The interactive data exhibit is required for Securities Act registration statements containing financial statements, so it typically will not be required for a Form S-3 that incorporates the financial statements by reference. No interactive data exhibit will be required for initial public offerings registered under the Securities Act, nor will it be required as an exhibit to Exchange Act registration statements, such as Form 10 or 20-F.
After all of the build-up to XBRL, the question many are likely asking themselves is “what do I do now?” If you are in the first group to be phased-in, you are probably already well under way in preparations for the first interactive data filing. But for the second and third phase-in groups, the final rules should serve as a wake-up call to start preparing for the inevitable. A few pointers are:
– Familiarize yourself with the process and the output – Much of the nervousness around interactive data can be addressed by gaining a better understanding of what goes into producing it and how users may potentially utilize the data. The place to start is our “XBRL” Practice Area on TheCorporateCounsel.net. There are also lots of online tools and training sessions available for you to get up to speed.
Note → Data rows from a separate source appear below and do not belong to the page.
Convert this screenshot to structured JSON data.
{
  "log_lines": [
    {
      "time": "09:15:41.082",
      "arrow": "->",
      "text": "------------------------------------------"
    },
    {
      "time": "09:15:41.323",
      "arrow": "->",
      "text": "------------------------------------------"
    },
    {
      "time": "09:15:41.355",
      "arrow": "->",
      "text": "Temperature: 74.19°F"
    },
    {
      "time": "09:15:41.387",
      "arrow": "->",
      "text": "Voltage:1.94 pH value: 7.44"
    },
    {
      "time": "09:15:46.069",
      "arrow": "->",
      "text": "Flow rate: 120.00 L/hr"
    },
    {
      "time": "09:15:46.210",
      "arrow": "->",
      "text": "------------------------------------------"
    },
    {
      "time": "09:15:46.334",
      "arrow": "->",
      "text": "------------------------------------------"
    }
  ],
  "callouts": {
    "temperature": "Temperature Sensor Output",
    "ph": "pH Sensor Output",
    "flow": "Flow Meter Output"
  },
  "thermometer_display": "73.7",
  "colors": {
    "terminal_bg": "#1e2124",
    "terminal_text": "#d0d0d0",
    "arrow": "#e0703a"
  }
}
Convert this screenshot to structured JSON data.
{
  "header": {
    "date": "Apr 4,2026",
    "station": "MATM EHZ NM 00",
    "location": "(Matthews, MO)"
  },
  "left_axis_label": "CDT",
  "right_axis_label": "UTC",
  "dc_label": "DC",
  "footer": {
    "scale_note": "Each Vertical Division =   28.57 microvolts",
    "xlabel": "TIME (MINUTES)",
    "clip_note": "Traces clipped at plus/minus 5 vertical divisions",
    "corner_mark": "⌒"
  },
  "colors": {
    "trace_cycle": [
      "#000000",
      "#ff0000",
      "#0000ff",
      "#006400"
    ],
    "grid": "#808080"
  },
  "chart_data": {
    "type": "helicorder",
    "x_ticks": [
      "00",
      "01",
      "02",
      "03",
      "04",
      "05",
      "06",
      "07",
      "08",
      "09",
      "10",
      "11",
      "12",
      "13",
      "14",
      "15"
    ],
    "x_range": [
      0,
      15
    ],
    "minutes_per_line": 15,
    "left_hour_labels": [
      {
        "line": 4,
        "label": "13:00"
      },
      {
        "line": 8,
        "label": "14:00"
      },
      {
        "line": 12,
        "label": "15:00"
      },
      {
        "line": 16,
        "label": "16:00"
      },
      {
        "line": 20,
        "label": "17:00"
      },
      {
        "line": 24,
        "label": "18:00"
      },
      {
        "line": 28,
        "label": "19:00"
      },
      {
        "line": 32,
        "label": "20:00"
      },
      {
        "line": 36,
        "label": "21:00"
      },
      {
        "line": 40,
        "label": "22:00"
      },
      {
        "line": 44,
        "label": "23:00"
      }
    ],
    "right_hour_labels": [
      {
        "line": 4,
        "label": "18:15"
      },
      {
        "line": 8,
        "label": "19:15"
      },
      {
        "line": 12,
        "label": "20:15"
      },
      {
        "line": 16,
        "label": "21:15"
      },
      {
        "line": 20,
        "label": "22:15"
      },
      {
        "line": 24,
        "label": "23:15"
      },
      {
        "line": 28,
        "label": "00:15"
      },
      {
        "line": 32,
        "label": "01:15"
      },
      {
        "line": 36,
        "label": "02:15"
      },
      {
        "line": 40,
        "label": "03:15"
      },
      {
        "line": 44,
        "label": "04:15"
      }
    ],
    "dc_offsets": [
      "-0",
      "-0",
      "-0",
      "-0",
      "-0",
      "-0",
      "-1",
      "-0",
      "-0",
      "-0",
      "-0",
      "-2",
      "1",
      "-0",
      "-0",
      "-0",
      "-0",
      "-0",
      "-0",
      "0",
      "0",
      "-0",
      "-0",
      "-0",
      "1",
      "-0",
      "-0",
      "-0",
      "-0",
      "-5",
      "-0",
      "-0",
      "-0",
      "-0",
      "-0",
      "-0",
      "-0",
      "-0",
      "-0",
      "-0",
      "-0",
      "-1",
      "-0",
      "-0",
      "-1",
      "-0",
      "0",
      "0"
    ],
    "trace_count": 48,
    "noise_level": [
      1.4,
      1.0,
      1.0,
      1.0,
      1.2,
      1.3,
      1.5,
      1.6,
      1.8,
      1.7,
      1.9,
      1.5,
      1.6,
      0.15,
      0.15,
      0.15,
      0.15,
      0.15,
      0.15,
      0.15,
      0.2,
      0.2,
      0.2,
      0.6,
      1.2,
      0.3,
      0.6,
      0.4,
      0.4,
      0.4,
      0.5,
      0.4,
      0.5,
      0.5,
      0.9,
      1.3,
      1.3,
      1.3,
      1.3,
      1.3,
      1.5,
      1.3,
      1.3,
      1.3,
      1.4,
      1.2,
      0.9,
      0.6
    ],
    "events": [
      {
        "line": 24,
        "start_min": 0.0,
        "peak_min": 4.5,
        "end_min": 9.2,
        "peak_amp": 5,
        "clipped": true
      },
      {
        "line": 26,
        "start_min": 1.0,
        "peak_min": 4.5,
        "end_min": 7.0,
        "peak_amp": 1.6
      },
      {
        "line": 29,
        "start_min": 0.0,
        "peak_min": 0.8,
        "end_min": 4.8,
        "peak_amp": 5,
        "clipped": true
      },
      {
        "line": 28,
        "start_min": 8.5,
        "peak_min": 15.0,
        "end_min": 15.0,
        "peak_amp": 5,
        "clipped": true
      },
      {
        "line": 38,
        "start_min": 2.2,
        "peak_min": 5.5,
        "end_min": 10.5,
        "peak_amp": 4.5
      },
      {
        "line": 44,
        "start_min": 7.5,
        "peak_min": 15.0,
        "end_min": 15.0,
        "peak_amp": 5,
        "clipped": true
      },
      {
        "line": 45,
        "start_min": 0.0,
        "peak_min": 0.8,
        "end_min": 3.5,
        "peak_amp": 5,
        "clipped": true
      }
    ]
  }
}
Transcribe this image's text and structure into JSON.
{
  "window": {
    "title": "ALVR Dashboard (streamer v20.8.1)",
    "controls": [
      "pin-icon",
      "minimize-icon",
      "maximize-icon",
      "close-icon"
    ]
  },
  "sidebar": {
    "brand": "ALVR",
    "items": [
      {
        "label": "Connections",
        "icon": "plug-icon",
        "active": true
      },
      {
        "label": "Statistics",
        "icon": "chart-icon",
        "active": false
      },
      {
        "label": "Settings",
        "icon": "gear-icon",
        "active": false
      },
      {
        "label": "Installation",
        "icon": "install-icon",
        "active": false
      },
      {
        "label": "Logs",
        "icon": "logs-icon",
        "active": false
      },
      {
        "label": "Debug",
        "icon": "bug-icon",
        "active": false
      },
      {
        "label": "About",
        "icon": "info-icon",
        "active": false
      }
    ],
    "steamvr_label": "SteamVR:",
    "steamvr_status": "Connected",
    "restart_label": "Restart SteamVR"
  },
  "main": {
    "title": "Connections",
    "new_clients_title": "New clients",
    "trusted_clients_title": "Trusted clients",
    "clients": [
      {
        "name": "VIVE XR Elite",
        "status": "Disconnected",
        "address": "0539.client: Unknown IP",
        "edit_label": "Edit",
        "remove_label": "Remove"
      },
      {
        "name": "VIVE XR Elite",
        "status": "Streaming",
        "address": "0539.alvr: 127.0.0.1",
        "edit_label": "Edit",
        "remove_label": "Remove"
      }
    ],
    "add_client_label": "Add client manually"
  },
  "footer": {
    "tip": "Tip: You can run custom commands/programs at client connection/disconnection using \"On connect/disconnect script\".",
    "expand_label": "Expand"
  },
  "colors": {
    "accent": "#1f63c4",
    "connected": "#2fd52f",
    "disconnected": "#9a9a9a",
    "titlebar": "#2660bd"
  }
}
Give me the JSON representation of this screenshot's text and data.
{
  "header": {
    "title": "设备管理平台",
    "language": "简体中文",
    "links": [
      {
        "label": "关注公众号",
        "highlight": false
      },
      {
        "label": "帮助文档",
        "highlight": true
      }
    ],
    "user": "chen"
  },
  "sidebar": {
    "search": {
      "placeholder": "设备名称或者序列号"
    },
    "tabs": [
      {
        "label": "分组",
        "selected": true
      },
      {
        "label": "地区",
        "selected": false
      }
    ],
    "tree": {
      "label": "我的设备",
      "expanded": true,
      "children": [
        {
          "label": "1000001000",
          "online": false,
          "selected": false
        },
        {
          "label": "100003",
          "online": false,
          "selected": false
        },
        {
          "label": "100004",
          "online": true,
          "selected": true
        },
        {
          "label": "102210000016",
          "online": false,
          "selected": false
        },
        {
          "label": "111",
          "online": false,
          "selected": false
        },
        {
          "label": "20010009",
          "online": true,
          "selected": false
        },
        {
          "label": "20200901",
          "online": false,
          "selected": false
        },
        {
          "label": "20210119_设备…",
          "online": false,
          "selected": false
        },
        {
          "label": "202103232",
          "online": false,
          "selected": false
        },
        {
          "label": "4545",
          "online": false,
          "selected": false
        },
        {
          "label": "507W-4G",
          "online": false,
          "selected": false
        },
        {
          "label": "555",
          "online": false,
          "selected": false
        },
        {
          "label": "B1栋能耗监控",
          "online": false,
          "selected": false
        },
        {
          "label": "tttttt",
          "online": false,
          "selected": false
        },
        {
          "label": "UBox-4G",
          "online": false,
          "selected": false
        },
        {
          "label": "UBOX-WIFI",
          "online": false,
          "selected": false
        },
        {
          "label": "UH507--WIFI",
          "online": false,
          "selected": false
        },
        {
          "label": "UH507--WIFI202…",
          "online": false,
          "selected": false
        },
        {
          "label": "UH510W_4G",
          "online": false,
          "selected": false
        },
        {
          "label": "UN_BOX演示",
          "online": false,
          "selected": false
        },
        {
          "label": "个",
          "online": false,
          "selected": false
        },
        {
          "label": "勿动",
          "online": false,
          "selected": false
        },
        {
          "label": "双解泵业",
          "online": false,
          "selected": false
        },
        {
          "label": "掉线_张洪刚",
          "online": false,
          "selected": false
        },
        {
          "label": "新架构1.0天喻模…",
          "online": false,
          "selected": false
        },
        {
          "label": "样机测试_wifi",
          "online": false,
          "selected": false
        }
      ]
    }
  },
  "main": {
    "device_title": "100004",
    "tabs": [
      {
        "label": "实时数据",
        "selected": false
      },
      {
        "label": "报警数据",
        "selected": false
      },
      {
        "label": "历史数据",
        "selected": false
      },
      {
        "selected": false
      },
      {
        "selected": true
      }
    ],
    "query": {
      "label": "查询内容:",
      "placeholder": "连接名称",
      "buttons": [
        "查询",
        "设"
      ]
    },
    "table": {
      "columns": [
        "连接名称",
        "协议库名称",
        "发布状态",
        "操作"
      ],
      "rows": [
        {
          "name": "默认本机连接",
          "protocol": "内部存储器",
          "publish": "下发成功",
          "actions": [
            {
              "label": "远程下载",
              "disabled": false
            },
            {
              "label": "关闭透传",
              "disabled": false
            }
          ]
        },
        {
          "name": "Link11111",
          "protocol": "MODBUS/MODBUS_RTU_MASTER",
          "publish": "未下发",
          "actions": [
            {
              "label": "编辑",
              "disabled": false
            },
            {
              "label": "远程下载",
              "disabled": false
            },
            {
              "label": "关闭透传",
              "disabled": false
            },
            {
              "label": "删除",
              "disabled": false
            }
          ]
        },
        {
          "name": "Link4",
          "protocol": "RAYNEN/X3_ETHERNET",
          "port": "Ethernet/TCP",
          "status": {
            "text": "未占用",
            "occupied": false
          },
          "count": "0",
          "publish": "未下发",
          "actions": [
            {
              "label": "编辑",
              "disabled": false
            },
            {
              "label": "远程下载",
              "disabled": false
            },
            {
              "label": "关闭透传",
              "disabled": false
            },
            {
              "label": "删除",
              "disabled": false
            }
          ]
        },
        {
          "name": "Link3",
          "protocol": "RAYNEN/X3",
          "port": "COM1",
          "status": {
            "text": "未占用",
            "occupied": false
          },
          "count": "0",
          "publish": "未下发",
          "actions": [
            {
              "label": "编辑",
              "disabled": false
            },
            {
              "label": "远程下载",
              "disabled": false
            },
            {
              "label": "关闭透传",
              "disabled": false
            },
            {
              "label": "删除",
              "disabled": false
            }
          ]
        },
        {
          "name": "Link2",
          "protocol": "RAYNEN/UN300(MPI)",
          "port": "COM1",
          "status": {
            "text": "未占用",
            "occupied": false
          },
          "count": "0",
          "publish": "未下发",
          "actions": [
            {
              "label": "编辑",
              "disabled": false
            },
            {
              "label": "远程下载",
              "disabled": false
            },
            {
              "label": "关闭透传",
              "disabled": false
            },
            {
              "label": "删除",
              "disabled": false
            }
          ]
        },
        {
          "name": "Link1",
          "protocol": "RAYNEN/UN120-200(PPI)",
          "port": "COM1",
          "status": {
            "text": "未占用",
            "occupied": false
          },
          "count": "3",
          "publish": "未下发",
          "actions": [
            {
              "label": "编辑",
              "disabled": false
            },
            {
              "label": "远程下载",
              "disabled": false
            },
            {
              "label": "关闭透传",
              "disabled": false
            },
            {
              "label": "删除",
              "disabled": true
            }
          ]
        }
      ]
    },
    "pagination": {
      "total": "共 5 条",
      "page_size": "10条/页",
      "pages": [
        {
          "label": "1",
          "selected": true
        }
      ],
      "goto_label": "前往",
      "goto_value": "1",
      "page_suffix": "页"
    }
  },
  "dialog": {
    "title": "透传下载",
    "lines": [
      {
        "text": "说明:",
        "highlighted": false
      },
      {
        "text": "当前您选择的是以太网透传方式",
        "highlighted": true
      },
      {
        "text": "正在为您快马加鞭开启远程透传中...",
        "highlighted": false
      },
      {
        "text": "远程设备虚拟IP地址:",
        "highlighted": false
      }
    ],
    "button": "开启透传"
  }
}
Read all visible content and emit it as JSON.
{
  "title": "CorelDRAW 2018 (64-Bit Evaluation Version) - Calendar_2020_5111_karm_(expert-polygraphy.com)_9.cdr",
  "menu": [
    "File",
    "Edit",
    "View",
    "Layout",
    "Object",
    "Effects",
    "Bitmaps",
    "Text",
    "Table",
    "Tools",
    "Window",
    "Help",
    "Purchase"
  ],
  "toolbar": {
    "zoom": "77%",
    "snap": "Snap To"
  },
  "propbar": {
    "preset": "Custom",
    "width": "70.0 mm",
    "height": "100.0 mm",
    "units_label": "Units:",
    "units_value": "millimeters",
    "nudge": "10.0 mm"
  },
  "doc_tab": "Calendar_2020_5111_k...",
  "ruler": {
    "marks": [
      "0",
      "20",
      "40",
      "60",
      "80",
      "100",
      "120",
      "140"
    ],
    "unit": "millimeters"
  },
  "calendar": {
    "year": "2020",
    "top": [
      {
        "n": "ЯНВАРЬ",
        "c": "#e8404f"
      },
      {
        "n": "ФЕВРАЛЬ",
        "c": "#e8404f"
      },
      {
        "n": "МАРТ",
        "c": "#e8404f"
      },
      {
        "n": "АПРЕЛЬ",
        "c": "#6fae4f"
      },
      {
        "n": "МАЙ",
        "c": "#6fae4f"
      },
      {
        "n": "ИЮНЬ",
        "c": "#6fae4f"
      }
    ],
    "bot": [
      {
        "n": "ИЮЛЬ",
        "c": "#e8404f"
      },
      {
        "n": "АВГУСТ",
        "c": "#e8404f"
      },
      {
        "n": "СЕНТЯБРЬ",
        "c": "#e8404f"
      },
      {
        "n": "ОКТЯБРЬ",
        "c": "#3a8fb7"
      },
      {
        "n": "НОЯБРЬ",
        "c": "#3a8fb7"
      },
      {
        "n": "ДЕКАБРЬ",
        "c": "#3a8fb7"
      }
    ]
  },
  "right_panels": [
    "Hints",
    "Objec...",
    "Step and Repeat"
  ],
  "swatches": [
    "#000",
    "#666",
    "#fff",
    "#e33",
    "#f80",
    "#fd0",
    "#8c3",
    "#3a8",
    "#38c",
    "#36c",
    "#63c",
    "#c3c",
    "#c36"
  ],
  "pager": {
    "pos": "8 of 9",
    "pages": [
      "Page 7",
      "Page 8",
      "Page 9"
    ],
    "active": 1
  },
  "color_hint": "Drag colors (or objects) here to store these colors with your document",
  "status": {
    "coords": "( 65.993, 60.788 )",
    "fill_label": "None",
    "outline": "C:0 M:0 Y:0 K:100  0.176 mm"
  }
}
In addition, a number of issuers have participated in the SEC’s voluntary XBRL program, so they can be a great resource to consult.
– Consider whether you will use a service provider – The financial printers and others are all geared up to assist you with preparing your interactive data file, so you should visit with them to see what services they offer and how much it will all cost.
– Assemble your team – Preparing interactive data will require a team that includes accounting, finance, SEC reporting and legal personnel, among others critical to the process. While this same team is already in place for preparing the SEC reports, it may be helpful to have a smaller subgroup focused on interactive data implementation.
– Focus on quality control – As with any reporting issues, the key is having adequate procedures and controls in place to make sure that what gets included in the interactive data file is appropriate and will come out correctly when accessed through an interactive data viewer. A thorough familiarity with the applicable taxonomy and plenty of testing can go a long way on this front.
The NYSE’s Annual Corporate Governance Letter
The NYSE has sent its annual corporate governance letter, highlighting considerations for NYSE-listed issuers as the annual shareholders’ meeting season approaches.
Among the recent changes noted in the letter was the recent modification of Section 203.01 of the Listed Company Manual (effective December 16, 2008), under which listed companies subject to the proxy rules (or which, while not subject to the proxy rules, provide audited financial statements in accordance with the US proxy rules), are no longer required to issue the press release or post the undertaking on their website regarding the ability to receive audited financial statement free of charge.
In the letter, the NYSE also noted that SEC staff has indicated that it is still considering changes to NYSE Rule 452 to eliminate discretionary broker voting in connection with director elections. Further, the NYSE notes that it is considering an amendment to its timely alert policy in Section 202.06 of the Listed Company Manual to conform to the SEC’s guidance last summer on the use of corporate websites. No timetable was provided for either of these initiatives.
Alan Dye on the Latest Section 16 Developments
Tune in tomorrow for the Section16.net webcast: “Alan Dye on the Latest Section 16 Developments.” This is always one of our most popular webcasts, as Alan answers many of the more common queries he has been receiving lately.
– Dave Lynn